Thursday, January 31, 2008

Village Expansion Opinions

David Allen's blog has some responses to his Daily Bulletin column last week concerning Claremont's impending $887,000 trolley proposal.

One of Allen's readers wrote in to say that he thought the Claremont trolley was a bad idea and that the city ought to go back to Mayor Peter Yao's original idea of building a pedestrian bridge across Indian Hill Blvd. to connect the two sides, new and old, of the Claremont Village.

Allen's reader proposed a glass bridge like one he saw in Tacoma at the Museum of Glass there. One of Allen's blog readers had a comment:

Ja! Let us build glass bridge in country of earthquake! We need to give skateboard hoodlums more places to be daredevils and vandals. Gud ideas! I vote you guys for Imperial Court of Claremont! --Vlad

Allen pointed out one obvious problem with the glass bridge idea. The one in Tacoma is 500 feet long, according to Allen. There isn't that much space to work with in downtown Claremont. Which leads us to believe the problem with some of these ideas - trolleys, bridges, roundabouts, maybe the Village Expansion itself - is one of scale. There just might not be enough of a demand to support any of these things in a city of 35,000 facing competition from large-scale shopping centers in Pasadena and Rancho Cucamonga.

RIGHT: The Chihuly Bridge of Glass in Tacoma, WA, connecting Tacoma's downtown with the city's waterfront area. The bridge was designed by Tacoma artist Dale Chihuly and architect Arthur Andersson.

PHOTO: Courtesy of

The city and the local Chamber of Commerce have talked up Claremont's changes quite a bit, but the evidence of any success with the Village Expansion seems to be lacking. A reader wrote in earlier this week to say that they'd seen a real estate ad in the LA Times for the Maui Wowie coffee and smoothie franchise:

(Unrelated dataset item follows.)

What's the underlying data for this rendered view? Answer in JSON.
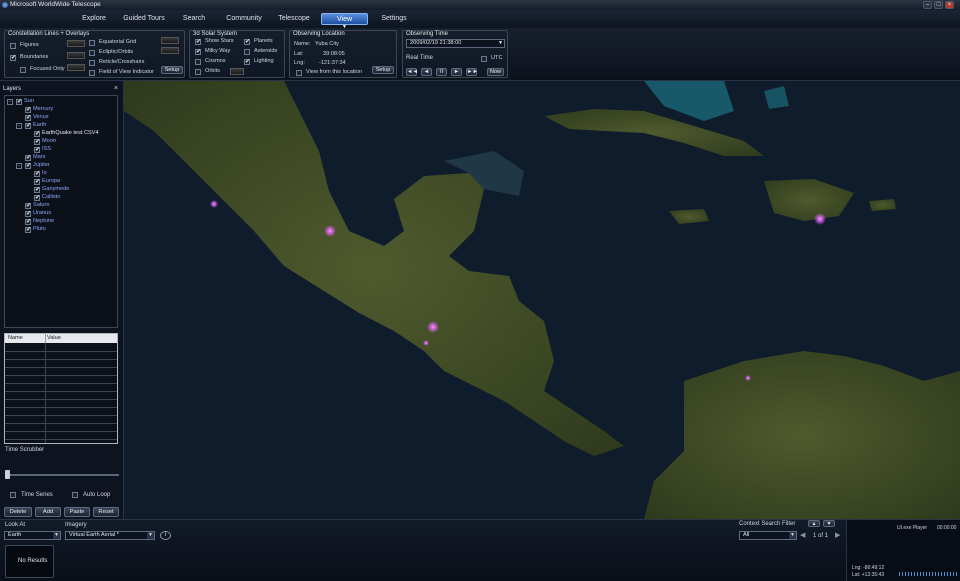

There was a real estate ad in the Sunday L.A. Times offering the Maui Wowie franchise including equipment for $240K. I bought coffee there many times, but could tell they weren't going to be successful.

Not a good sign for the expansion if this is the first of other business closures to come.

Publius over at the FC Blog recently visited our Village Expansion and thought the city and the developer had built a pretty good project. Publius' post drew a number of comments.

ABOVE: Replica trolley in Altoon, PA. Part of Altoona Metro Transit's bus line. AMTRAN's bus system consists of 35 buses, has 40 drivers and carries 14,000 passengers per week. Claremont's system will consist of one bus, running in a 6-square block loop 3 days a week, 12.5 hours a day and will be considered a success if they carry 562 passengers in a week. PHOTO: Courtesy of